"Oh, my God. Dax! Dax, do something! He's alive. He's still alive!"
With a wave of his hand, Dax sent all the insects fleeing their feast. He stepped up to the dais and placed a hand just over the boy's collarbone. Bloody eyelids fluttered. Haunted eyes rolled up to focus on Dax. How Marty was alive, let alone still conscious, Riley had no idea. Her heart was breaking as she looked at him, and tears streamed down her face.
Dax held the contact for several minutes, clearly searching Marty's mind for information he could use. When he was done, he turned his head just slightly toward her, not making eye contact. "Riley, look away." It was the closest Dax had ever come to a plea, and she almost did as he asked. Instead, she squeezed the hand she still held. She knew what he was going to do, and she wouldn't let him do it alone.
In that instant all pain was gone, memories of horror were gone from his mind, so Marty only remembered happy moments in his life. Dax waved his hand, and Marty gave one last sigh before succumbing to his horrible wounds. Riley didn't need to be told that there was nothing they could do. The boy was too far gone. Her tears continued to fall as Dax walked them away from behind the dais.

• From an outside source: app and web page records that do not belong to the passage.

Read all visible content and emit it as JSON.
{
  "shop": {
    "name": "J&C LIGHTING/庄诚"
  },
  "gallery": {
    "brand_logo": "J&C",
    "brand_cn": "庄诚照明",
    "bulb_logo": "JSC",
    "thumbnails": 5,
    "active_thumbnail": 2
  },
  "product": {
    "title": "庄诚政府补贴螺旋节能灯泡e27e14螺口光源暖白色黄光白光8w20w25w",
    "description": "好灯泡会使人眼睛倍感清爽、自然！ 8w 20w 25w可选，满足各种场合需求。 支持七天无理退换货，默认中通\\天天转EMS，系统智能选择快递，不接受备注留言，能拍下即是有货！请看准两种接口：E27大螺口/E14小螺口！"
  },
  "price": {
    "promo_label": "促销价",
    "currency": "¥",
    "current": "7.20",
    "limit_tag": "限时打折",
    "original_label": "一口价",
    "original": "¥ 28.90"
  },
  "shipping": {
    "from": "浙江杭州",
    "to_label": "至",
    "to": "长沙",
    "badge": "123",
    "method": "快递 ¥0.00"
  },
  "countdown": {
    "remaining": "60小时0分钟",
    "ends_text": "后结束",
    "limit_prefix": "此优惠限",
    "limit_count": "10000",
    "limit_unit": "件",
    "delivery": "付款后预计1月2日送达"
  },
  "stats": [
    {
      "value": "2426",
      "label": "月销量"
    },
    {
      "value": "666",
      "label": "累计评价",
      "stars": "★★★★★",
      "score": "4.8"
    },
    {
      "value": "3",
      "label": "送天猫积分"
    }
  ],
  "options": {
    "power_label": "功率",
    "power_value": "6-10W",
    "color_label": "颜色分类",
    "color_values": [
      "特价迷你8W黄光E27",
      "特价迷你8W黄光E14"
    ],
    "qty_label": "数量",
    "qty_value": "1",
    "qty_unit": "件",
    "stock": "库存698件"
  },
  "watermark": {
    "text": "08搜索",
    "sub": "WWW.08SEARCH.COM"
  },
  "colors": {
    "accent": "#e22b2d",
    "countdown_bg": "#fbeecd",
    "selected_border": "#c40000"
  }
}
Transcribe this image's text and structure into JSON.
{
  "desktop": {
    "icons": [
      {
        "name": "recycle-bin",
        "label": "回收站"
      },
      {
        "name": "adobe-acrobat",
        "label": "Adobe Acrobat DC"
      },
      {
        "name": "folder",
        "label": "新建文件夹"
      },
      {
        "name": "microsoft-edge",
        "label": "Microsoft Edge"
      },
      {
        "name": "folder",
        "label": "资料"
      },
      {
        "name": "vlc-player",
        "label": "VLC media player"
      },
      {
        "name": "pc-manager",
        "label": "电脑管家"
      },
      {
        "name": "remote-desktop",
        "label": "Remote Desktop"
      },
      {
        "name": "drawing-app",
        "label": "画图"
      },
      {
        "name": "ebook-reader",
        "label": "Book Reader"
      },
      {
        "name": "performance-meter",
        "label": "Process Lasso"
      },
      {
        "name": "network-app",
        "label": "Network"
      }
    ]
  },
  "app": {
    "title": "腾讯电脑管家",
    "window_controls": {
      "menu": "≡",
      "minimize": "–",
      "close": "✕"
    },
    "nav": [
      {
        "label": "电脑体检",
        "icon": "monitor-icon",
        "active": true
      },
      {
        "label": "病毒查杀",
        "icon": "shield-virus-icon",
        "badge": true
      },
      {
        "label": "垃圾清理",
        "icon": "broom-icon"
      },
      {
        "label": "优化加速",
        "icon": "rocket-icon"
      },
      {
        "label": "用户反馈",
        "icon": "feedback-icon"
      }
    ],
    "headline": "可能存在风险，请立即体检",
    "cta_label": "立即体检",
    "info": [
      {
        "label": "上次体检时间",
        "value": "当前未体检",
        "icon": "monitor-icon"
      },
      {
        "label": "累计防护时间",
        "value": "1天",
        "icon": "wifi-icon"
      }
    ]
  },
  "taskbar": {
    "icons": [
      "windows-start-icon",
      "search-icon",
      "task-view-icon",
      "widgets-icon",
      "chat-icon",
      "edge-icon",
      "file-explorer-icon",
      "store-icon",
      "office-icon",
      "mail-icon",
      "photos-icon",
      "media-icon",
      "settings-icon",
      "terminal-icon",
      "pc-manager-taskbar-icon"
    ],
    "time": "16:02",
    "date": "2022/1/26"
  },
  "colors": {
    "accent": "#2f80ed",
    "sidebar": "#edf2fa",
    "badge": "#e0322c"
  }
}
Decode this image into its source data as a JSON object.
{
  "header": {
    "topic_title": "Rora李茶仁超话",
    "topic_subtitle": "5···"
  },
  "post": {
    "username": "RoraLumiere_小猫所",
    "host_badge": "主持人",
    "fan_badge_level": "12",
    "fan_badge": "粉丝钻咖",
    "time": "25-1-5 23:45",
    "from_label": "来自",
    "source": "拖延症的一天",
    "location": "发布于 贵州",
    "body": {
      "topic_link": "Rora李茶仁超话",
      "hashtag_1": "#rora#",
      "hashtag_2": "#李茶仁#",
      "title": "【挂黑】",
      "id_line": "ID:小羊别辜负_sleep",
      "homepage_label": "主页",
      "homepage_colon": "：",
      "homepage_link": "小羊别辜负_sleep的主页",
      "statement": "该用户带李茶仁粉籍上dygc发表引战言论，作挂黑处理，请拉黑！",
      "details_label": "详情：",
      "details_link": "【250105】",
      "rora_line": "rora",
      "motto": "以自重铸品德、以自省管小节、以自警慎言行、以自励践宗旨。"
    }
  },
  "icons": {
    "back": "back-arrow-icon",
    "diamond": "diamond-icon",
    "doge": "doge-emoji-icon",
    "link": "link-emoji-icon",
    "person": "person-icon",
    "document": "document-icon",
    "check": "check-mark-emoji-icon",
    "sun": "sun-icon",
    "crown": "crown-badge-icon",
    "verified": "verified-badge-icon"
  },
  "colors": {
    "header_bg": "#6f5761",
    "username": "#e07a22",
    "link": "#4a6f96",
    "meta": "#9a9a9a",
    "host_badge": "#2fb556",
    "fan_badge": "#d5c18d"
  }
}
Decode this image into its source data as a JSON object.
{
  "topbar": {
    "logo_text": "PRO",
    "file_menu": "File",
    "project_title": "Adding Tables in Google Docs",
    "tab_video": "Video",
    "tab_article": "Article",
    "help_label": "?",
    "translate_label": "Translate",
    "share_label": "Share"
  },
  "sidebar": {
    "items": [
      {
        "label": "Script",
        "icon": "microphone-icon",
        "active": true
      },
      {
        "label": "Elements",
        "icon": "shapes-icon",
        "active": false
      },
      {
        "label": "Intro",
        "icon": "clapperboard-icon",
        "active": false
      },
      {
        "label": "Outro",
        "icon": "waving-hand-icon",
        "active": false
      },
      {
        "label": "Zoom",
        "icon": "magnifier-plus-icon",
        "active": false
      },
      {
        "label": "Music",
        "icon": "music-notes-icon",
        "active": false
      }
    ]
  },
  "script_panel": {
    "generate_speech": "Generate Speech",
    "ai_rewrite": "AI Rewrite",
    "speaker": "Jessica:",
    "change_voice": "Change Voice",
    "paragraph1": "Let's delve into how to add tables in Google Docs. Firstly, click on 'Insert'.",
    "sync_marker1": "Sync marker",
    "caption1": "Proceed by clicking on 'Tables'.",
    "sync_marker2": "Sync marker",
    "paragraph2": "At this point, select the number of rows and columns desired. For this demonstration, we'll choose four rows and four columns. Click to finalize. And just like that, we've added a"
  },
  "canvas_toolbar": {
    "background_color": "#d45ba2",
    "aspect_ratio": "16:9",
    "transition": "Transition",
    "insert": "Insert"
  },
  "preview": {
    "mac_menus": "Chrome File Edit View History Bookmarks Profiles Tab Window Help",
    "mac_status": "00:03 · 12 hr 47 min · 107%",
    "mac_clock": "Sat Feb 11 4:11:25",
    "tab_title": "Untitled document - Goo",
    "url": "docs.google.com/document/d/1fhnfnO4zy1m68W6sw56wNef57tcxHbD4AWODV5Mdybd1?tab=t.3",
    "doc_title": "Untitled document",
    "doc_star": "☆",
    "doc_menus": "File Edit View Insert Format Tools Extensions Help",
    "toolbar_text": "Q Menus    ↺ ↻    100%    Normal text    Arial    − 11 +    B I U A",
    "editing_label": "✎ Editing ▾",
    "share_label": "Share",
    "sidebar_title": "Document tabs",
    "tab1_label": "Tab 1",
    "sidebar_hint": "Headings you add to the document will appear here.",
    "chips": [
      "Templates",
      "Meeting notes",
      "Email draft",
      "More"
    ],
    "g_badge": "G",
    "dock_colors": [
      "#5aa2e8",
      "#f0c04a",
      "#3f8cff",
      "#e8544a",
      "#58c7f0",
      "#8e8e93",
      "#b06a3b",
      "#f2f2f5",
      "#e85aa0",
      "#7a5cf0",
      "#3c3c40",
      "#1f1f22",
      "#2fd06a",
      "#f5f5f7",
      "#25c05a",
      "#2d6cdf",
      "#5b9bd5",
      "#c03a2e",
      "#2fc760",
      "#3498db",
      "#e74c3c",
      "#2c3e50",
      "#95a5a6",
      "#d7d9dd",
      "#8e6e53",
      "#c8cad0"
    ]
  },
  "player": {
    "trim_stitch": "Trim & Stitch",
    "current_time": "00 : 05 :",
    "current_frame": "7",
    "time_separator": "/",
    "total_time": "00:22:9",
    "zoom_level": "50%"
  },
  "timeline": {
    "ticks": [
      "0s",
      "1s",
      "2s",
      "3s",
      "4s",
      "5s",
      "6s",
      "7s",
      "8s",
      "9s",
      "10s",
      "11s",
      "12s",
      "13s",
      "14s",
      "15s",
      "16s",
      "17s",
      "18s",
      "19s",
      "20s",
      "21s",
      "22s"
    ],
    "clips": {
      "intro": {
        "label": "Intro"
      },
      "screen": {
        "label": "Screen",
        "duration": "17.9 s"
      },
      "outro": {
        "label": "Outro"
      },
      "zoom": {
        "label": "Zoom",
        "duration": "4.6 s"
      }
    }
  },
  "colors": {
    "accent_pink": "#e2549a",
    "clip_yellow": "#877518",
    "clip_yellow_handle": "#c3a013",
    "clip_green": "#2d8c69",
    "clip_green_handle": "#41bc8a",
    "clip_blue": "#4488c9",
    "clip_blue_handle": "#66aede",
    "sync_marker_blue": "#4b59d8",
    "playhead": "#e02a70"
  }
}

Clouds formed unnaturally fast, dark and mean. Lightning raced from one side of the sky to the other. The electricity was palpable in the air, but it was Dax being so closed off that truly unnerved her. For the first time she felt him mentally slipping away, and she let him go. She understood the need to distance oneself when faced with such horrors.
"Marty was here to study ruins with his professor and Todd, his friend," Dax said, staring at the gathering storm. "He had a love for history and especially the study of how myths and gods were created. Mitro spent a lot of time in this part of his brain. I believe the vampire may be considering making his own cult, using the volcano and the dragons and local legend." His voice was neutral, but even without the connection she thought she detected shame.
"This is not your fault, Dax."
He went on as if he didn't hear her. "Mitro used Marty to learn about the modern world, or at least as much of it as he could. He took his time while he made the village people sacrifice each other in his name. Pedro was one of the first to die."
Dax cut her off. "Yes, Riley, this is my fault. Every child, every man, every woman ... their deaths are my fault." Dax raised his hand and lightning sprang to his fingertips, gathering into another ball of light and fire.
"Do we know where he is?"
"Before coming here Marty and Todd spent time in a city, filled with people. Mitro spent time reviewing those memories. I think the city appealed to his latest aspirations."
Dax threw the ball of flame straight down at their feet. Waves of lightning and fire in every color spread in an instant, burning everything but them. Dax took her arm and guided her back toward their camp. The fire retreated from their every step. "I believe he wants to go to a place where there are young people that will worship him as he believes he deserves."
When the village was out of sight, Riley looked up at Dax. Otherworldly and beautiful, his expression looked carved from stone.
Riley had had enough of his stoicism. She could feel how much he was suffering. She reached up, grabbed the back of his hair and kissed him hard. At first, he held firm and then their world turned to a fire as hot and wild as the one they'd just left as he let her take him to someplace far, far different.